Cats and dogs are the most common victims of animal hoarding cases. Yet, HSU has seen a significant increase in rabbit hoarding in 2022. Hoarding typically begins with just a few unsterilized animals. However, breeding can become unmanageable when kept in close quarters, not accurately sexed, and separated. For example, rabbits can start reproducing as young as 4-5 months of age, gestate for 31 days, and have anywhere between 1-12 offspring.
Over-breeding is a problem
We have seen an increase in rabbit hoarding cases, and the community is struggling to keep up. HSU has taken in 783 rabbits since 2020. The average family surrenders 4 rabbits at a time, but some are surrendering up to 20 animals. Animal hoarding is a complex issue that encompasses mental health, animal welfare, and public safety. Most people do not intend to hoard or neglect animals, but with rabbits doing what rabbits are known to do, intentional and unintentional breeding quickly leads to hoarding conditions.
When dealing with these numbers, animal hoarders cannot provide minimal standards of care, including nutrition, sanitation, shelter, and veterinary care. Hoarding often leads to the over-breeding of animals, animal starvation, illness, and even death.
Some of the families HSU has worked with stated they wanted their children to experience the joys of raising baby animals, and then the breeding got out of hand. HSU encourages families to consider fostering instead. “We often have mothers and babies in all species looking for a loving home to raise their young. Fostering is incredibly rewarding as well as lifesaving for these companion animals,” according to Jolie Gordon, Foster / Volunteer Manager at the Humane Society of Utah.
Consider fostering or adopting instead
“The Humane Society of Utah discourages the public from purchasing unaltered rabbits from pet stores or fairs. Rabbits in pet stores are often separated too young from their mother, which puts them at a greater risk for health issues.” Said Juli Ulvestad, Pet Resource Center Director at HSU. “In addition, they are frequently not sexed accurately and do not come spayed, neutered, microchipped, or vaccinated like the adoptable rabbits at HSU. We have even had members of the public unknowingly purchase single pregnant rabbits from pet stores.”
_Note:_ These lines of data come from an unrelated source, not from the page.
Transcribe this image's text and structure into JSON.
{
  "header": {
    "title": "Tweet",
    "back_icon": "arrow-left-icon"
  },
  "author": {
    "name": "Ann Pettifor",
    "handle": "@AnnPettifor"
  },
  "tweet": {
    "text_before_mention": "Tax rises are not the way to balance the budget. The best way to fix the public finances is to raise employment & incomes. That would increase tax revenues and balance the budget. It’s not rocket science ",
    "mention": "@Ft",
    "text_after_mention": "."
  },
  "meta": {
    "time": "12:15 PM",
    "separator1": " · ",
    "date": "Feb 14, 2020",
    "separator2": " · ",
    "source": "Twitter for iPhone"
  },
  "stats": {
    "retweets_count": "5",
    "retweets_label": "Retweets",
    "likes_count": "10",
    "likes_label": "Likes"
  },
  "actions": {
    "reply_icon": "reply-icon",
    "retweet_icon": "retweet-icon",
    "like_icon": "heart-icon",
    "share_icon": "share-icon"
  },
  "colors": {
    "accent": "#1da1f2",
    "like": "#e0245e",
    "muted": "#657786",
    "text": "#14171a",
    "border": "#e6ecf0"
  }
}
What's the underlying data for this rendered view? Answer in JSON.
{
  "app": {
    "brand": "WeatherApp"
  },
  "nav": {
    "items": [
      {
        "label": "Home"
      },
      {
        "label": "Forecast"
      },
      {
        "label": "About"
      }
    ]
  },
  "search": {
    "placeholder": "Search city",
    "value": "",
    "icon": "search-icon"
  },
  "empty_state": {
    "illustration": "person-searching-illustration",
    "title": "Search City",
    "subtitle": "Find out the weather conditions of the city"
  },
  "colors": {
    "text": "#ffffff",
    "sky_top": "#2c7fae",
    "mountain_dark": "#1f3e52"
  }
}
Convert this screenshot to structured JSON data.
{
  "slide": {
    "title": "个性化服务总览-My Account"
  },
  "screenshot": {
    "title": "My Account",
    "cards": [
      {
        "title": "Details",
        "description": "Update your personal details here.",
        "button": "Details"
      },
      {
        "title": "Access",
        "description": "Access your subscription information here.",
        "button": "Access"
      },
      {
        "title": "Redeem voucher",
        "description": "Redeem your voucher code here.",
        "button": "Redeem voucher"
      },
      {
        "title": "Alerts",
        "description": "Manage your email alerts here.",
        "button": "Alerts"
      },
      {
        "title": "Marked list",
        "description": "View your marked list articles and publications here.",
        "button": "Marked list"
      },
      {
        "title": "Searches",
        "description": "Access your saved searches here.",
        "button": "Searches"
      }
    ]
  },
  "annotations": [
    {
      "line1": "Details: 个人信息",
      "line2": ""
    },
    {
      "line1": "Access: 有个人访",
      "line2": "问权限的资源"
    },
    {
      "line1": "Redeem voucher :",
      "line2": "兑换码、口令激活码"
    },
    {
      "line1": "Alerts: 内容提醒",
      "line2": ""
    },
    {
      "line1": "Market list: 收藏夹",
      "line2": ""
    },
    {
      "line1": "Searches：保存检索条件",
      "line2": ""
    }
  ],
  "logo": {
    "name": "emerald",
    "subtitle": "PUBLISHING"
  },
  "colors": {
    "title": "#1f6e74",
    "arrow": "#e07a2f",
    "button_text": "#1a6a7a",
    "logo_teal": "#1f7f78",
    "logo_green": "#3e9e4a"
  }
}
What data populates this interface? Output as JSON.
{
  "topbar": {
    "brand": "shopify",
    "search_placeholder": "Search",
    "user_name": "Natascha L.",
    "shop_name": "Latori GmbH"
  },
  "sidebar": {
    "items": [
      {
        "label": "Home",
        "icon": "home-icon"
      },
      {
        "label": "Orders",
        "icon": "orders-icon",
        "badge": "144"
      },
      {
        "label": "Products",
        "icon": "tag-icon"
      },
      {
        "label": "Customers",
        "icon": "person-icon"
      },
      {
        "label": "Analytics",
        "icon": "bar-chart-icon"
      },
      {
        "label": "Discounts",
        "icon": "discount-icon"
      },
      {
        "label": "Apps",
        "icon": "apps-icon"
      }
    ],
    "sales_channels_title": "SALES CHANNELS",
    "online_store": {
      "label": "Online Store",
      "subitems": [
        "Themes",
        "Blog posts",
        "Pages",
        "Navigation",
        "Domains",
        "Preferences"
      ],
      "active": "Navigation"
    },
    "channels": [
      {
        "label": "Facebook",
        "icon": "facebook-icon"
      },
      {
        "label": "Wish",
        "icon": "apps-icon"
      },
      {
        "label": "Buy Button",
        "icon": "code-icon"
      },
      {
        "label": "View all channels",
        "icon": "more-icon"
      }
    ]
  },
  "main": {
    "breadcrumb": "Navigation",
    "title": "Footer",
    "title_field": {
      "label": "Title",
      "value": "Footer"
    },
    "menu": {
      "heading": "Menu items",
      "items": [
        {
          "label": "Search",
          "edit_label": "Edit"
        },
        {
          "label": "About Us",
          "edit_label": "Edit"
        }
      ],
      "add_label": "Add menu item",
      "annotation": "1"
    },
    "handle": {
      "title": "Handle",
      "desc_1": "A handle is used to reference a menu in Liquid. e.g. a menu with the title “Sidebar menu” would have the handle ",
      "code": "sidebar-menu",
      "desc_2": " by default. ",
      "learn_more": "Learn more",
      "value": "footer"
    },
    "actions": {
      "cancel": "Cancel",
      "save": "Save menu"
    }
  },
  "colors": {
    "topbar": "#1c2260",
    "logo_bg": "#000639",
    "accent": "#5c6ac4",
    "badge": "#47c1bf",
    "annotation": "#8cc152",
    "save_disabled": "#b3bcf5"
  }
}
The Humane Society of Utah Admissions team works with pet owners who choose to surrender some of their animals and helps them adequately care for their remaining pets. We offer assistance through spay and neutering and sharing information about community resources. HSU has 9 rabbit kennels, and rabbits currently have an average on-site length of stay of 18 days. Rabbits make great pets. However, they take considerably longer than cats and dogs to get adopted. If you are interested in adopting a rabbit, visit www.utahhumane.org/adopt.
In severe cases that require police intervention, HSU will work with law enforcement to help get justice for the animals.